Federal hour restrictions apply to any business that engages in interstate commerce – that is, they buy or sell across state lines. Federal rules say not more than three hours on a school day; not more than 18 hours in a school week; not more than 8 hours on a non-school day; not more than 40 hours in a non-school week; and not before 7 a.m. nor after 7 p.m. (9 p.m. from June 1 through Labor Day).
Our state child labor laws are less restrictive and only apply to small, local businesses. From the Nebraska Department of Labor: Youth 14 and 15 years of age shall not be permitted to work more than eight hours a day, 48 hours a week, before the hour of 6 a.m. or after the hour of 10 p.m. The Nebraska Department of Labor is authorized to issue a special work permit to allow the employment of 14 and 15-year-old youth before 6 a.m. or after 10 p.m. provided there is no school scheduled the following day and after an inspection of the working conditions at the business premises. The special permit, available from the office of the Superintendent of Schools, may be issued for periods not to exceed 90 days and may be renewed. The fee for each special permit or renewal shall be $10. Special permits cannot be issued if the business falls under Federal Law.
There is no training wage under current state law. All ages must be paid at least the minimum wage of $10.50 an hour. Those who are doing tipped work may be paid $2.13 an hour, but if tips do not bring the wage to $10.50, the business must pay the difference.
Children cannot use any hazardous equipment until they are at least 18. This includes working in factories, restaurant kitchens, or construction jobs. They cannot work in jobs where “their health may be injured or their morals depraved.”
In agriculture, the laws are much less restrictive. A child of any age may be employed by his or her parent or guardian at any time in any occupation on their farm. Employees of farms or ranches are subject to FLSA’s child labor provisions if they are engaged in interstate commerce or produce goods for interstate commerce and their annual gross sales are more than $500,000. The minimum age for employment on farms or ranches is 14, but 14-15 year-olds can only work when school is not in session, cannot use any machinery, cannot handle chemicals, and cannot work in storage bins. At age 16 minors may perform any farm job, including agricultural occupations declared hazardous by the Secretary of Labor, at any time, including during school hours. However, agriculture is where we see the most young-worker injuries and fatalities.

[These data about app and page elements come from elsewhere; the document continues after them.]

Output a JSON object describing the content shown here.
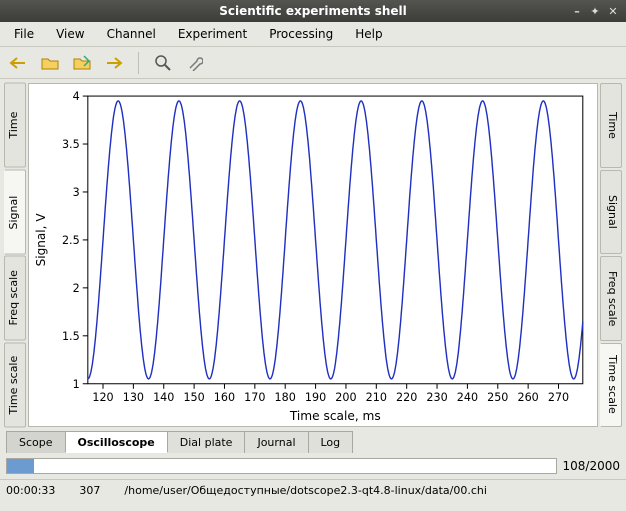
{
  "window": {
    "title": "Scientific experiments shell",
    "min": "–",
    "max": "✦",
    "close": "✕"
  },
  "menu": [
    "File",
    "View",
    "Channel",
    "Experiment",
    "Processing",
    "Help"
  ],
  "side_tabs_left": [
    "Time",
    "Signal",
    "Freq scale",
    "Time scale"
  ],
  "side_tabs_right": [
    "Time",
    "Signal",
    "Freq scale",
    "Time scale"
  ],
  "side_active_left": 1,
  "side_active_right": 3,
  "bottom_tabs": [
    "Scope",
    "Oscilloscope",
    "Dial plate",
    "Journal",
    "Log"
  ],
  "bottom_active": 1,
  "progress": {
    "label": "108/2000"
  },
  "status": {
    "time": "00:00:33",
    "count": "307",
    "path": "/home/user/Общедоступные/dotscope2.3-qt4.8-linux/data/00.chi"
  },
  "chart_data": {
    "type": "line",
    "title": "",
    "xlabel": "Time scale, ms",
    "ylabel": "Signal, V",
    "xlim": [
      115,
      278
    ],
    "ylim": [
      1,
      4
    ],
    "xticks": [
      120,
      130,
      140,
      150,
      160,
      170,
      180,
      190,
      200,
      210,
      220,
      230,
      240,
      250,
      260,
      270
    ],
    "yticks": [
      1,
      1.5,
      2,
      2.5,
      3,
      3.5,
      4
    ],
    "series": [
      {
        "name": "signal",
        "color": "#2030c0",
        "amplitude": 1.45,
        "offset": 2.5,
        "period_ms": 20,
        "phase_ms": 120,
        "x_range": [
          115,
          278
        ]
      }
    ]
  }
}
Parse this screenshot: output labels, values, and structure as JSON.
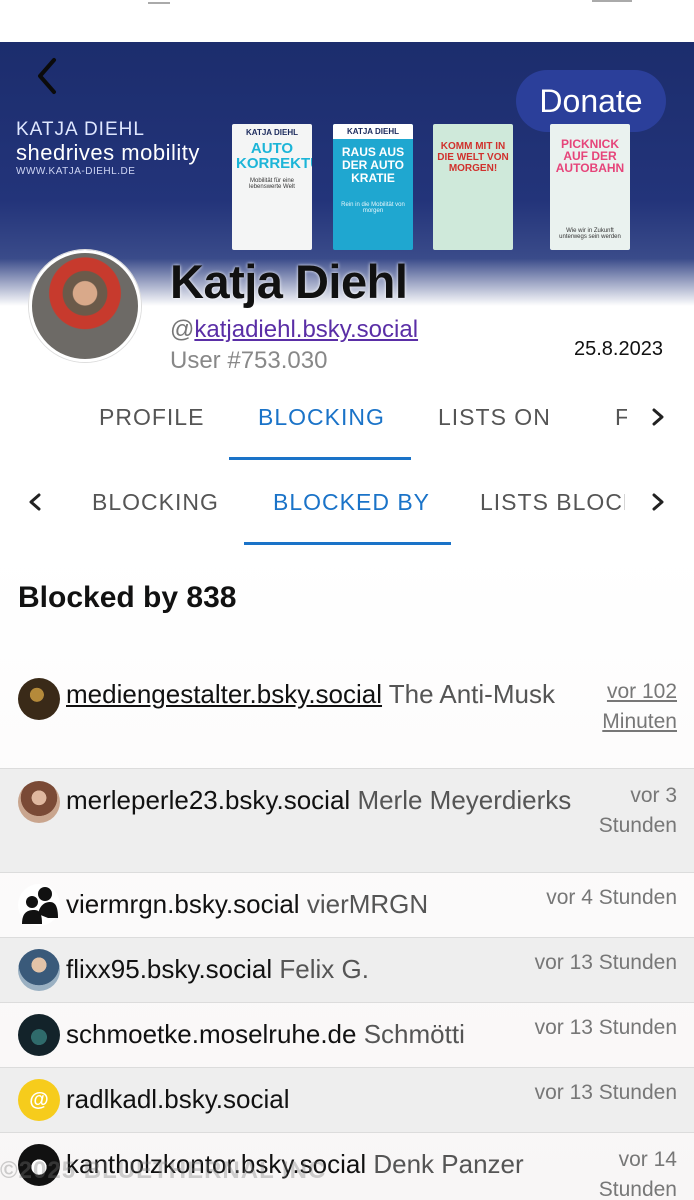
{
  "banner": {
    "brand_name": "KATJA DIEHL",
    "brand_tagline": "shedrives mobility",
    "brand_url": "WWW.KATJA-DIEHL.DE",
    "donate_label": "Donate",
    "books": [
      {
        "author": "KATJA DIEHL",
        "title": "AUTO KORREKTUR",
        "subtitle": "Mobilität für eine lebenswerte Welt"
      },
      {
        "author": "KATJA DIEHL",
        "title": "RAUS AUS DER AUTO KRATIE",
        "subtitle": "Rein in die Mobilität von morgen"
      },
      {
        "author": "",
        "title": "KOMM MIT IN DIE WELT VON MORGEN!",
        "subtitle": ""
      },
      {
        "author": "",
        "title": "PICKNICK AUF DER AUTOBAHN",
        "subtitle": "Wie wir in Zukunft unterwegs sein werden"
      }
    ]
  },
  "profile": {
    "name": "Katja Diehl",
    "handle_prefix": "@",
    "handle": "katjadiehl.bsky.social",
    "user_number": "User #753.030",
    "joined": "25.8.2023"
  },
  "tabs_primary": [
    {
      "label": "PROFILE"
    },
    {
      "label": "BLOCKING"
    },
    {
      "label": "LISTS ON"
    },
    {
      "label": "F"
    }
  ],
  "tabs_secondary": [
    {
      "label": "BLOCKING"
    },
    {
      "label": "BLOCKED BY"
    },
    {
      "label": "LISTS BLOCKING"
    }
  ],
  "section_title": "Blocked by 838",
  "rows": [
    {
      "handle": "mediengestalter.bsky.social",
      "display": "The Anti-Musk",
      "time_line1": "vor 102",
      "time_line2": "Minuten"
    },
    {
      "handle": "merleperle23.bsky.social",
      "display": "Merle Meyerdierks",
      "time_line1": "vor 3",
      "time_line2": "Stunden"
    },
    {
      "handle": "viermrgn.bsky.social",
      "display": "vierMRGN",
      "time_line1": "vor 4 Stunden",
      "time_line2": ""
    },
    {
      "handle": "flixx95.bsky.social",
      "display": "Felix G.",
      "time_line1": "vor 13 Stunden",
      "time_line2": ""
    },
    {
      "handle": "schmoetke.moselruhe.de",
      "display": "Schmötti",
      "time_line1": "vor 13 Stunden",
      "time_line2": ""
    },
    {
      "handle": "radlkadl.bsky.social",
      "display": "",
      "time_line1": "vor 13 Stunden",
      "time_line2": ""
    },
    {
      "handle": "kantholzkontor.bsky.social",
      "display": "Denk Panzer",
      "time_line1": "vor 14",
      "time_line2": "Stunden"
    }
  ],
  "watermark": "©2025 BLUETHERNAL INC"
}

In the future we will look at the history of child labor and why Congress, almost 100 years ago, decided it was necessary to put these restrictions in place.